**REQUIREMENT**
Exact copy, no pictures: set down every entry below as written.

_ _ _ _ _

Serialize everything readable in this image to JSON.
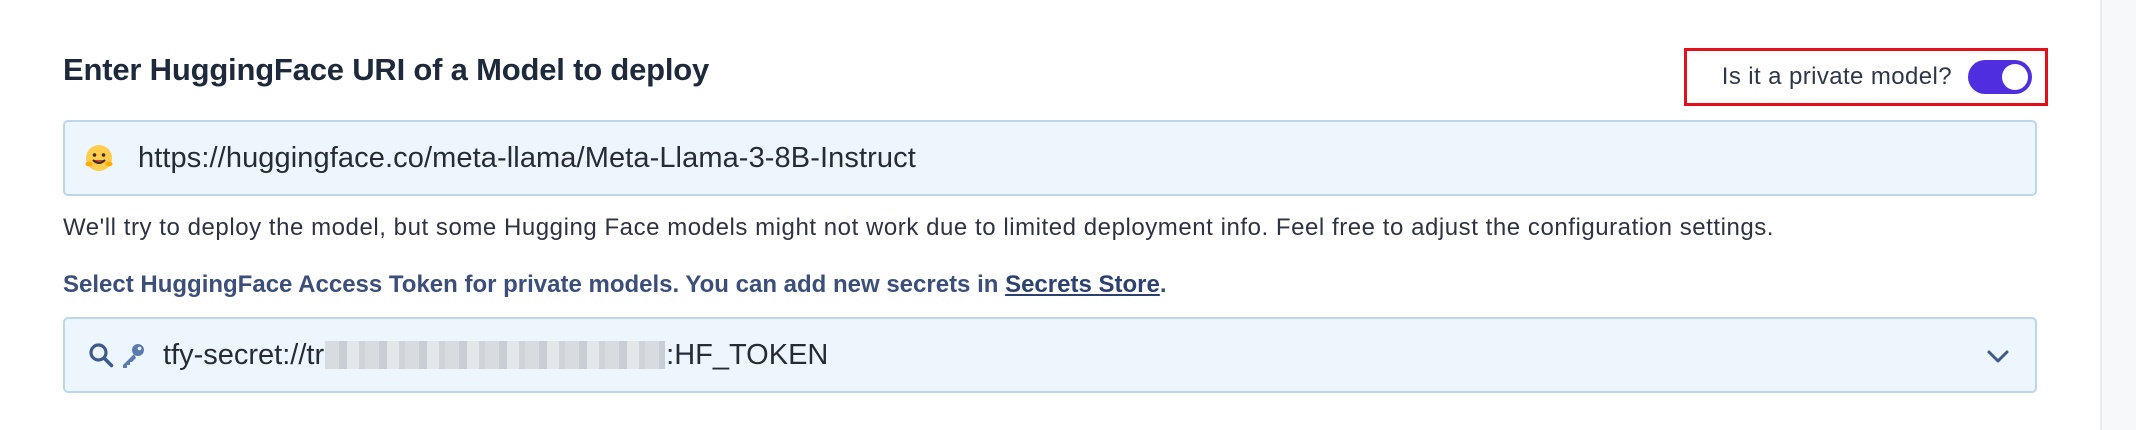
{
  "form": {
    "title": "Enter HuggingFace URI of a Model to deploy",
    "private_toggle": {
      "label": "Is it a private model?",
      "enabled": true
    },
    "uri_input": {
      "value": "https://huggingface.co/meta-llama/Meta-Llama-3-8B-Instruct",
      "icon": "hugging-face-icon"
    },
    "info_text": "We'll try to deploy the model, but some Hugging Face models might not work due to limited deployment info. Feel free to adjust the configuration settings.",
    "token_help": {
      "text": "Select HuggingFace Access Token for private models. You can add new secrets in ",
      "link": "Secrets Store",
      "suffix": "."
    },
    "secret_select": {
      "prefix": "tfy-secret://tr",
      "suffix": ":HF_TOKEN",
      "icons": [
        "search-icon",
        "key-icon",
        "chevron-down-icon"
      ]
    }
  },
  "colors": {
    "accent": "#4f2ee0",
    "highlight_box": "#e3101c",
    "field_bg": "#eef6fd",
    "field_border": "#bcd6ee",
    "help_text": "#3c4e7a"
  }
}
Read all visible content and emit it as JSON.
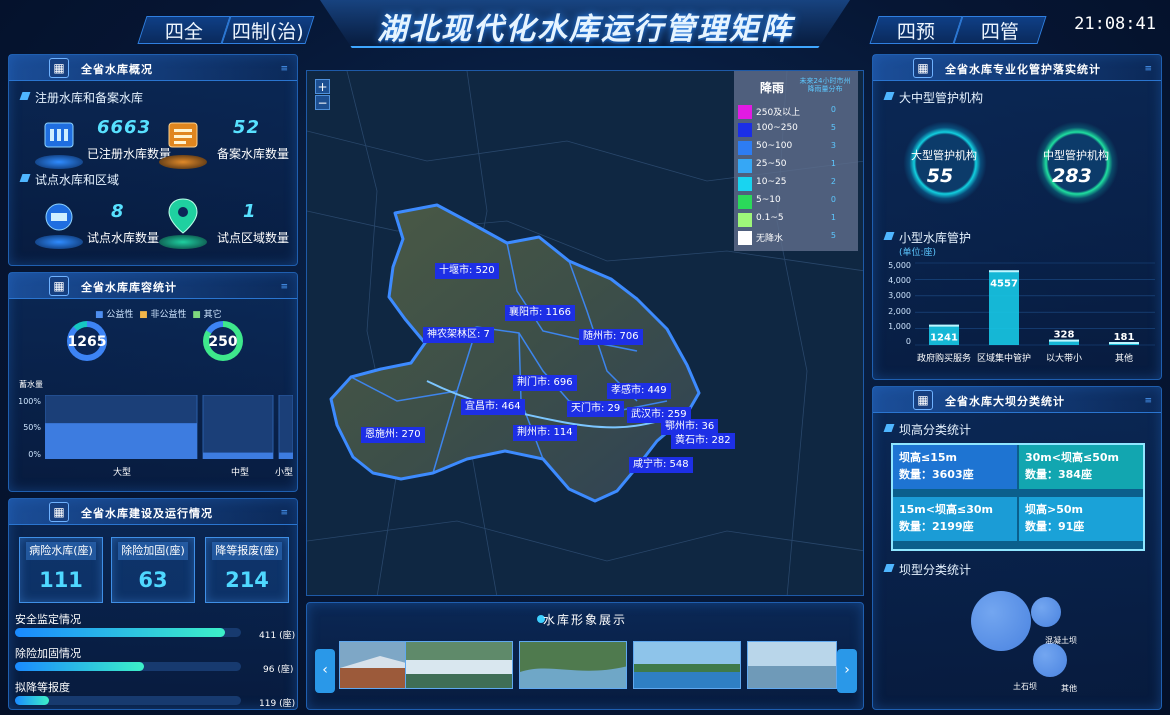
{
  "header": {
    "title": "湖北现代化水库运行管理矩阵",
    "tabs_left": [
      "四全",
      "四制(治)"
    ],
    "tabs_right": [
      "四预",
      "四管"
    ],
    "clock": "21:08:41"
  },
  "overview": {
    "title": "全省水库概况",
    "sub1": "注册水库和备案水库",
    "registered": {
      "value": "6663",
      "label": "已注册水库数量"
    },
    "filed": {
      "value": "52",
      "label": "备案水库数量"
    },
    "sub2": "试点水库和区域",
    "pilot_reservoirs": {
      "value": "8",
      "label": "试点水库数量"
    },
    "pilot_regions": {
      "value": "1",
      "label": "试点区域数量"
    }
  },
  "capacity": {
    "title": "全省水库库容统计",
    "legend": [
      "公益性",
      "非公益性",
      "其它"
    ],
    "ring1": "1265",
    "ring2": "250",
    "storage_label": "蓄水量",
    "y_ticks": [
      "100%",
      "50%",
      "0%"
    ],
    "categories": [
      "大型",
      "中型",
      "小型"
    ]
  },
  "construction": {
    "title": "全省水库建设及运行情况",
    "stats": [
      {
        "label": "病险水库(座)",
        "value": "111"
      },
      {
        "label": "除险加固(座)",
        "value": "63"
      },
      {
        "label": "降等报废(座)",
        "value": "214"
      }
    ],
    "bars": [
      {
        "label": "安全监定情况",
        "value": "411",
        "unit": "(座)",
        "fraction": 0.93
      },
      {
        "label": "除险加固情况",
        "value": "96",
        "unit": "(座)",
        "fraction": 0.57
      },
      {
        "label": "拟降等报度",
        "value": "119",
        "unit": "(座)",
        "fraction": 0.15
      }
    ]
  },
  "map": {
    "zoom_in": "+",
    "zoom_out": "−",
    "legend": {
      "title": "降雨",
      "note": "未来24小时市州降雨量分布",
      "rows": [
        {
          "label": "250及以上",
          "count": "0",
          "color": "#e21be3"
        },
        {
          "label": "100~250",
          "count": "5",
          "color": "#1b2ee6"
        },
        {
          "label": "50~100",
          "count": "3",
          "color": "#2d7cf3"
        },
        {
          "label": "25~50",
          "count": "1",
          "color": "#36a7f5"
        },
        {
          "label": "10~25",
          "count": "2",
          "color": "#19d4f0"
        },
        {
          "label": "5~10",
          "count": "0",
          "color": "#2bd95a"
        },
        {
          "label": "0.1~5",
          "count": "1",
          "color": "#9ef57a"
        },
        {
          "label": "无降水",
          "count": "5",
          "color": "#ffffff"
        }
      ]
    },
    "cities": [
      "十堰市: 520",
      "襄阳市: 1166",
      "神农架林区: 7",
      "随州市: 706",
      "荆门市: 696",
      "孝感市: 449",
      "宜昌市: 464",
      "天门市: 29",
      "武汉市: 259",
      "恩施州: 270",
      "荆州市: 114",
      "鄂州市: 36",
      "黄石市: 282",
      "咸宁市: 548"
    ]
  },
  "gallery": {
    "title": "水库形象展示",
    "prev": "‹",
    "next": "›"
  },
  "management": {
    "title": "全省水库专业化管护落实统计",
    "sub1": "大中型管护机构",
    "large": {
      "label": "大型管护机构",
      "value": "55"
    },
    "medium": {
      "label": "中型管护机构",
      "value": "283"
    },
    "sub2": "小型水库管护",
    "unit": "(单位:座)",
    "y_ticks": [
      "5,000",
      "4,000",
      "3,000",
      "2,000",
      "1,000",
      "0"
    ]
  },
  "dam": {
    "title": "全省水库大坝分类统计",
    "sub1": "坝高分类统计",
    "cells": [
      {
        "range": "坝高≤15m",
        "count": "数量：3603座"
      },
      {
        "range": "30m<坝高≤50m",
        "count": "数量：384座"
      },
      {
        "range": "15m<坝高≤30m",
        "count": "数量：2199座"
      },
      {
        "range": "坝高>50m",
        "count": "数量：91座"
      }
    ],
    "sub2": "坝型分类统计",
    "bubble_labels": [
      "混凝土坝",
      "土石坝",
      "其他"
    ]
  },
  "chart_data": [
    {
      "type": "area",
      "ylabel": "蓄水量",
      "categories": [
        "大型",
        "中型",
        "小型"
      ],
      "values": [
        0.56,
        0.1,
        0.1
      ],
      "ylim": [
        0,
        1
      ],
      "unit": "%"
    },
    {
      "type": "bar",
      "ylabel": "(单位:座)",
      "categories": [
        "政府购买服务",
        "区域集中管护",
        "以大带小",
        "其他"
      ],
      "values": [
        1241,
        4557,
        328,
        181
      ],
      "ylim": [
        0,
        5000
      ]
    }
  ],
  "colors": {
    "accent": "#58e1ff",
    "brand": "#1f5fb0",
    "rain_high": "#1d2fe6"
  }
}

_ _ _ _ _

**ANSWER SPACE**
Serialize everything readable in this image to JSON.
{
  "form": {
    "title": "Enter HuggingFace URI of a Model to deploy",
    "private_toggle": {
      "label": "Is it a private model?",
      "enabled": true
    },
    "uri_input": {
      "value": "https://huggingface.co/meta-llama/Meta-Llama-3-8B-Instruct",
      "icon": "hugging-face-icon"
    },
    "info_text": "We'll try to deploy the model, but some Hugging Face models might not work due to limited deployment info. Feel free to adjust the configuration settings.",
    "token_help": {
      "text": "Select HuggingFace Access Token for private models. You can add new secrets in ",
      "link": "Secrets Store",
      "suffix": "."
    },
    "secret_select": {
      "prefix": "tfy-secret://tr",
      "suffix": ":HF_TOKEN",
      "icons": [
        "search-icon",
        "key-icon",
        "chevron-down-icon"
      ]
    }
  },
  "colors": {
    "accent": "#4f2ee0",
    "highlight_box": "#e3101c",
    "field_bg": "#eef6fd",
    "field_border": "#bcd6ee",
    "help_text": "#3c4e7a"
  }
}
Read all visible content and emit it as JSON.
{
  "header": {
    "title": "湖北现代化水库运行管理矩阵",
    "tabs_left": [
      "四全",
      "四制(治)"
    ],
    "tabs_right": [
      "四预",
      "四管"
    ],
    "clock": "21:08:41"
  },
  "overview": {
    "title": "全省水库概况",
    "sub1": "注册水库和备案水库",
    "registered": {
      "value": "6663",
      "label": "已注册水库数量"
    },
    "filed": {
      "value": "52",
      "label": "备案水库数量"
    },
    "sub2": "试点水库和区域",
    "pilot_reservoirs": {
      "value": "8",
      "label": "试点水库数量"
    },
    "pilot_regions": {
      "value": "1",
      "label": "试点区域数量"
    }
  },
  "capacity": {
    "title": "全省水库库容统计",
    "legend": [
      "公益性",
      "非公益性",
      "其它"
    ],
    "ring1": "1265",
    "ring2": "250",
    "storage_label": "蓄水量",
    "y_ticks": [
      "100%",
      "50%",
      "0%"
    ],
    "categories": [
      "大型",
      "中型",
      "小型"
    ]
  },
  "construction": {
    "title": "全省水库建设及运行情况",
    "stats": [
      {
        "label": "病险水库(座)",
        "value": "111"
      },
      {
        "label": "除险加固(座)",
        "value": "63"
      },
      {
        "label": "降等报废(座)",
        "value": "214"
      }
    ],
    "bars": [
      {
        "label": "安全监定情况",
        "value": "411",
        "unit": "(座)",
        "fraction": 0.93
      },
      {
        "label": "除险加固情况",
        "value": "96",
        "unit": "(座)",
        "fraction": 0.57
      },
      {
        "label": "拟降等报度",
        "value": "119",
        "unit": "(座)",
        "fraction": 0.15
      }
    ]
  },
  "map": {
    "zoom_in": "+",
    "zoom_out": "−",
    "legend": {
      "title": "降雨",
      "note": "未来24小时市州降雨量分布",
      "rows": [
        {
          "label": "250及以上",
          "count": "0",
          "color": "#e21be3"
        },
        {
          "label": "100~250",
          "count": "5",
          "color": "#1b2ee6"
        },
        {
          "label": "50~100",
          "count": "3",
          "color": "#2d7cf3"
        },
        {
          "label": "25~50",
          "count": "1",
          "color": "#36a7f5"
        },
        {
          "label": "10~25",
          "count": "2",
          "color": "#19d4f0"
        },
        {
          "label": "5~10",
          "count": "0",
          "color": "#2bd95a"
        },
        {
          "label": "0.1~5",
          "count": "1",
          "color": "#9ef57a"
        },
        {
          "label": "无降水",
          "count": "5",
          "color": "#ffffff"
        }
      ]
    },
    "cities": [
      "十堰市: 520",
      "襄阳市: 1166",
      "神农架林区: 7",
      "随州市: 706",
      "荆门市: 696",
      "孝感市: 449",
      "宜昌市: 464",
      "天门市: 29",
      "武汉市: 259",
      "恩施州: 270",
      "荆州市: 114",
      "鄂州市: 36",
      "黄石市: 282",
      "咸宁市: 548"
    ]
  },
  "gallery": {
    "title": "水库形象展示",
    "prev": "‹",
    "next": "›"
  },
  "management": {
    "title": "全省水库专业化管护落实统计",
    "sub1": "大中型管护机构",
    "large": {
      "label": "大型管护机构",
      "value": "55"
    },
    "medium": {
      "label": "中型管护机构",
      "value": "283"
    },
    "sub2": "小型水库管护",
    "unit": "(单位:座)",
    "y_ticks": [
      "5,000",
      "4,000",
      "3,000",
      "2,000",
      "1,000",
      "0"
    ]
  },
  "dam": {
    "title": "全省水库大坝分类统计",
    "sub1": "坝高分类统计",
    "cells": [
      {
        "range": "坝高≤15m",
        "count": "数量：3603座"
      },
      {
        "range": "30m<坝高≤50m",
        "count": "数量：384座"
      },
      {
        "range": "15m<坝高≤30m",
        "count": "数量：2199座"
      },
      {
        "range": "坝高>50m",
        "count": "数量：91座"
      }
    ],
    "sub2": "坝型分类统计",
    "bubble_labels": [
      "混凝土坝",
      "土石坝",
      "其他"
    ]
  },
  "chart_data": [
    {
      "type": "area",
      "ylabel": "蓄水量",
      "categories": [
        "大型",
        "中型",
        "小型"
      ],
      "values": [
        0.56,
        0.1,
        0.1
      ],
      "ylim": [
        0,
        1
      ],
      "unit": "%"
    },
    {
      "type": "bar",
      "ylabel": "(单位:座)",
      "categories": [
        "政府购买服务",
        "区域集中管护",
        "以大带小",
        "其他"
      ],
      "values": [
        1241,
        4557,
        328,
        181
      ],
      "ylim": [
        0,
        5000
      ]
    }
  ],
  "colors": {
    "accent": "#58e1ff",
    "brand": "#1f5fb0",
    "rain_high": "#1d2fe6"
  }
}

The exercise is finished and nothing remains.